Once the components have been removed and the wheelchair is folded, measure the distance between the highest point of the wheelchair when folded and the floor (test plane) (Waugh et al., 2013).
Mass of heaviest part
Once the components have been removed and the wheelchair is dismantled, weigh the heaviest part of the wheelchair (Waugh et al., 2013).
The next measurements may require you to use the adjustable barriers or walls:
This measurement is also referred to as turning radius or turning circle. It is the smallest circle in which the wheelchair can be driven making a 360° (Waugh et al., 2013).
The figure below shows examples of turning diameters for different types of wheelchairs. For details on the calculation for wheelchairs with direct steering and differential steering, review section 5- Turning diameter on “Working Area of Wheelchairs” by Wien & Ziegler (2003).
Required width of a corridor
Use the adjustable walls to create a 90° corridor, as shown in the figure below.
An occupied wheelchair should be driven in this corridor forward and rearward without being in contact with the walls. Measure the minimum width of the corridor in which the occupied wheelchair can do this (Wien & Ziegler, 2003).
Figure adapted from Wien & Ziegler (2003).
Required doorway entry depth
See Figure below to ensure the placement of the wheelchair related to the doorway before taking measurements.
The wheelchair may need to drive back to give space for the swinging door. You can use the adjustable wall on one side of the wheelchair to change measurement “a” and the other adjustable wall behind the wheelchair, the latest will give the measurement of the minimum required doorway entry depth. Measurement “a” will be determined by the overall size of the wheelchair (Wien & Ziegler, 2003).
Required corridor width for side exit

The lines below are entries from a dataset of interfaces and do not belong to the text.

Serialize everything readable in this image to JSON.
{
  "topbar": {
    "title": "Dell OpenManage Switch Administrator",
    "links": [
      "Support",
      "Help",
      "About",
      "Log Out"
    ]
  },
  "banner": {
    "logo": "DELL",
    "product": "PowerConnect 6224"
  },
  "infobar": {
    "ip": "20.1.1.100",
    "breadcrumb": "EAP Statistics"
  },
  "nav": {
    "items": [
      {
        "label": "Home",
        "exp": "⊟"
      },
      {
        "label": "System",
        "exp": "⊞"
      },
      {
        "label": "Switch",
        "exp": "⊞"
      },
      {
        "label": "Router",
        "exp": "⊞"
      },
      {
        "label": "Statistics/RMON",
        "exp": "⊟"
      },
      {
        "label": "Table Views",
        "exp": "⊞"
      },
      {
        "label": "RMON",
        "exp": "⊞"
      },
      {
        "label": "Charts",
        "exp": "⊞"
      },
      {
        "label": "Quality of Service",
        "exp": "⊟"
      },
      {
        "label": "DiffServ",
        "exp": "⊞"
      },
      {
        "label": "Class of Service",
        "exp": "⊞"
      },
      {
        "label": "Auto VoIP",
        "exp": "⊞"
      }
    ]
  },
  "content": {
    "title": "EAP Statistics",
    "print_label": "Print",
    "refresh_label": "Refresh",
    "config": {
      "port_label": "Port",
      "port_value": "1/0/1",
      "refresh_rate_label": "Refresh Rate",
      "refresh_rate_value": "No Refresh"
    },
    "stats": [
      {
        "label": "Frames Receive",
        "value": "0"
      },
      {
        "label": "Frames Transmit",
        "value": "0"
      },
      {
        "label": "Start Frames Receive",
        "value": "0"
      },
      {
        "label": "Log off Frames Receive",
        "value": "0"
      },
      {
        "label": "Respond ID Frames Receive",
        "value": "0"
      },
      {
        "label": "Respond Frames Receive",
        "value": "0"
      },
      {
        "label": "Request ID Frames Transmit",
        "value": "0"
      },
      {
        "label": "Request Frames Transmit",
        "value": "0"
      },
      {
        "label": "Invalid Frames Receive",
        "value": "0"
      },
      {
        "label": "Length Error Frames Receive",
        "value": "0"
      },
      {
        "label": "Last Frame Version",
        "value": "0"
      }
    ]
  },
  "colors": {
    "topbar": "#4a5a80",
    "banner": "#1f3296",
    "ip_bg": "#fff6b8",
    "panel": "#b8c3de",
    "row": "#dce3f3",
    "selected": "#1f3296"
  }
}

Use the adjustable walls to build a T-shaped space. This measurement corresponds to the minimum distance in which the wheelchair can enter and exit the T-shaped corridor (ISO, 2008).

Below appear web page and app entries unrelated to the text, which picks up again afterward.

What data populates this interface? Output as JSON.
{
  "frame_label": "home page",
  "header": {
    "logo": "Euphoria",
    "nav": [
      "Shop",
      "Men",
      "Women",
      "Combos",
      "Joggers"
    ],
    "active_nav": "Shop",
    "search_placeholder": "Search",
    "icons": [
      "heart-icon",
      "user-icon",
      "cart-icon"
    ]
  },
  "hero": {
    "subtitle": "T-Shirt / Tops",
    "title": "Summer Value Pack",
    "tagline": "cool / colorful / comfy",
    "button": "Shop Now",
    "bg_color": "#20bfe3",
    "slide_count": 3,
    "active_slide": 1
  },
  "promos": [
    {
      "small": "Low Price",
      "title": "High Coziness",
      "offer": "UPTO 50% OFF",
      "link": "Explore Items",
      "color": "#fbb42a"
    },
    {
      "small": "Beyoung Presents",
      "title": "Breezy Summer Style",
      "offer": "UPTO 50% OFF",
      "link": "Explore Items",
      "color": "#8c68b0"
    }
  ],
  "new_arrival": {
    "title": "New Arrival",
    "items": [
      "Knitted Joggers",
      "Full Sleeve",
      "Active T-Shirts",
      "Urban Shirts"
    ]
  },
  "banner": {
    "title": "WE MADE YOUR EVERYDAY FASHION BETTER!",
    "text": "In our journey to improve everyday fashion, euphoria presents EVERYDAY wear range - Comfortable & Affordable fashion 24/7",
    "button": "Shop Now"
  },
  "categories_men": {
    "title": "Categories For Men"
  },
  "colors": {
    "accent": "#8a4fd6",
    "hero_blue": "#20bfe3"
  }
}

The figure below shows how the wheelchair should be driven for this measurement. In case measurements 2 and 3 are different, report the measurement in which the wheelchair can successfully enter and exit the corridor.
For further details on typical and recommended limits of the required corridor width for side exit, see section 10- Required corridor width for side exit on “Working Area of Wheelchairs” by Wien & Ziegler (2003).
Figure modified from ISO (2008).
ISO. (2008). ISO 7176-5:2008(en) Wheelchairs—Part 5: Determination of dimensions, mass and manoeuvring space. https://www.iso.org/obp/ui/#iso:std:iso:7176:-5:ed-2:v1:en
Maddock, B. (2020, April 8). Wheelchairs. Dimensions.Guide. https://www.dimensions.guide/element/wheelchairs
Rentschler, A. (2002). Analysis of the ANSI/RESNA Wheelchair Standards: A Comparison Study of Five Different Types of Electric Powered Wheelchairs. University of Pittsburgh (Unpublished).
Steinfeld, E., Maisel, J., Feathers, D., & D’Souza, C. (2010). Anthropometry and standards for wheeled mobility: An international comparison. 22(1), 51–67. https://doi.org/10.1080/10400430903520280
Waugh, K., Crane, B., Taylor, S., Davis, K., Cwertnia, S., Brown, L., Saftler, F., & Christie, S. (2013). Glossary of Wheelchair Terms and Definitions. University of Colorado, Assistive Technology Partners, through a grant from the Paralyzed Veterans Association.
Wien, F. I. O. T., & Ziegler, J. (2003). Working area of wheelchairs. Space requirements of wheeled mobility: An international workshop, IDEA Center, Univeristy at Buffalo, NY, USA. http://www.udeworld.com/documents/anthropometry/Space%20Workshop/Papers/WEB%20-%20Working%20Area%20of%20%20Wheelchairs%20(Ziegler).doc